**Component data from apps and pages:**
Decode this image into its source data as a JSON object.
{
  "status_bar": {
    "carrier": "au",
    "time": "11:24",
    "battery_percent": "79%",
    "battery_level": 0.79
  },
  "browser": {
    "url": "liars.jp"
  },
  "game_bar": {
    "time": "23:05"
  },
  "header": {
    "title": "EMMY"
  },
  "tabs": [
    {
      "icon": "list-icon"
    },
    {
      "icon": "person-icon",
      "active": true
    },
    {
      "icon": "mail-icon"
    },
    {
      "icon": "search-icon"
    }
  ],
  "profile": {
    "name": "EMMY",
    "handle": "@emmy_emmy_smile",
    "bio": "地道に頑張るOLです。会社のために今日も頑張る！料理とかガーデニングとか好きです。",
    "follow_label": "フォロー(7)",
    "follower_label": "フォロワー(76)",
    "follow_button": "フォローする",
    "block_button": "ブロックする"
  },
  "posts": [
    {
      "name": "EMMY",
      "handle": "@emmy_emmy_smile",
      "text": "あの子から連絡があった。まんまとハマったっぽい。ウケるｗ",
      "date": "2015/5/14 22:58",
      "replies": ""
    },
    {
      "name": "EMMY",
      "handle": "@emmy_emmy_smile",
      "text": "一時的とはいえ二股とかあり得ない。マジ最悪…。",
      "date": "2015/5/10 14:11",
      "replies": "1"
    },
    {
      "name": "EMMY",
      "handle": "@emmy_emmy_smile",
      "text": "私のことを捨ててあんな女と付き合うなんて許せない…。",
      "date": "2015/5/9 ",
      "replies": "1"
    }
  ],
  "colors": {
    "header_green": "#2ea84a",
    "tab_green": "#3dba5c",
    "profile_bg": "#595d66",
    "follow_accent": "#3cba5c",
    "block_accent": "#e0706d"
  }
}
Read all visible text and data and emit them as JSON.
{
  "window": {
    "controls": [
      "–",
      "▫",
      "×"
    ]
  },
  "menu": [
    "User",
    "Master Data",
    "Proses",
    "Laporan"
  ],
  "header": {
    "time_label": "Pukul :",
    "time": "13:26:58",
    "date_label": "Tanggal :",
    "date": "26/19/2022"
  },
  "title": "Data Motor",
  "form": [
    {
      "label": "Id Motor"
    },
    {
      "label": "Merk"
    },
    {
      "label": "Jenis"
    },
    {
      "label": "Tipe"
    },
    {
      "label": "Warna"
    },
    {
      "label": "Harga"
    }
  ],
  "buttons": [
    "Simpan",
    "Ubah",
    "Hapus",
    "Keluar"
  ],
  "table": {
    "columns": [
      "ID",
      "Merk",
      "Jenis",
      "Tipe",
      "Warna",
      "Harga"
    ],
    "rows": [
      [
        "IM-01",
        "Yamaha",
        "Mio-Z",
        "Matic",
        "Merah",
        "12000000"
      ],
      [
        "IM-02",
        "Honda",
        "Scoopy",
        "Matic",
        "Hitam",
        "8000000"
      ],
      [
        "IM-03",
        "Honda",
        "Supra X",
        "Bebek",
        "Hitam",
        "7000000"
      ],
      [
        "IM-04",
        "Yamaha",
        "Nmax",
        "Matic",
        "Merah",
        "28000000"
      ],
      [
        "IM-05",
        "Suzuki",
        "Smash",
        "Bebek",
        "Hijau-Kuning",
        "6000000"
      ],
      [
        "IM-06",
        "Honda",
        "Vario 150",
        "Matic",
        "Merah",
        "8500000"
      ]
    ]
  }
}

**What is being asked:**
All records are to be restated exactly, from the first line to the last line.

**Answer for this exercise:**
Decode this image into its source data as a JSON object.
{
  "status_bar": {
    "carrier": "au",
    "time": "11:24",
    "battery_percent": "79%",
    "battery_level": 0.79
  },
  "browser": {
    "url": "liars.jp"
  },
  "game_bar": {
    "time": "23:05"
  },
  "header": {
    "title": "EMMY"
  },
  "tabs": [
    {
      "icon": "list-icon"
    },
    {
      "icon": "person-icon",
      "active": true
    },
    {
      "icon": "mail-icon"
    },
    {
      "icon": "search-icon"
    }
  ],
  "profile": {
    "name": "EMMY",
    "handle": "@emmy_emmy_smile",
    "bio": "地道に頑張るOLです。会社のために今日も頑張る！料理とかガーデニングとか好きです。",
    "follow_label": "フォロー(7)",
    "follower_label": "フォロワー(76)",
    "follow_button": "フォローする",
    "block_button": "ブロックする"
  },
  "posts": [
    {
      "name": "EMMY",
      "handle": "@emmy_emmy_smile",
      "text": "あの子から連絡があった。まんまとハマったっぽい。ウケるｗ",
      "date": "2015/5/14 22:58",
      "replies": ""
    },
    {
      "name": "EMMY",
      "handle": "@emmy_emmy_smile",
      "text": "一時的とはいえ二股とかあり得ない。マジ最悪…。",
      "date": "2015/5/10 14:11",
      "replies": "1"
    },
    {
      "name": "EMMY",
      "handle": "@emmy_emmy_smile",
      "text": "私のことを捨ててあんな女と付き合うなんて許せない…。",
      "date": "2015/5/9 ",
      "replies": "1"
    }
  ],
  "colors": {
    "header_green": "#2ea84a",
    "tab_green": "#3dba5c",
    "profile_bg": "#595d66",
    "follow_accent": "#3cba5c",
    "block_accent": "#e0706d"
  }
}
Read all visible text and data and emit them as JSON.
{
  "window": {
    "controls": [
      "–",
      "▫",
      "×"
    ]
  },
  "menu": [
    "User",
    "Master Data",
    "Proses",
    "Laporan"
  ],
  "header": {
    "time_label": "Pukul :",
    "time": "13:26:58",
    "date_label": "Tanggal :",
    "date": "26/19/2022"
  },
  "title": "Data Motor",
  "form": [
    {
      "label": "Id Motor"
    },
    {
      "label": "Merk"
    },
    {
      "label": "Jenis"
    },
    {
      "label": "Tipe"
    },
    {
      "label": "Warna"
    },
    {
      "label": "Harga"
    }
  ],
  "buttons": [
    "Simpan",
    "Ubah",
    "Hapus",
    "Keluar"
  ],
  "table": {
    "columns": [
      "ID",
      "Merk",
      "Jenis",
      "Tipe",
      "Warna",
      "Harga"
    ],
    "rows": [
      [
        "IM-01",
        "Yamaha",
        "Mio-Z",
        "Matic",
        "Merah",
        "12000000"
      ],
      [
        "IM-02",
        "Honda",
        "Scoopy",
        "Matic",
        "Hitam",
        "8000000"
      ],
      [
        "IM-03",
        "Honda",
        "Supra X",
        "Bebek",
        "Hitam",
        "7000000"
      ],
      [
        "IM-04",
        "Yamaha",
        "Nmax",
        "Matic",
        "Merah",
        "28000000"
      ],
      [
        "IM-05",
        "Suzuki",
        "Smash",
        "Bebek",
        "Hijau-Kuning",
        "6000000"
      ],
      [
        "IM-06",
        "Honda",
        "Vario 150",
        "Matic",
        "Merah",
        "8500000"
      ]
    ]
  }
}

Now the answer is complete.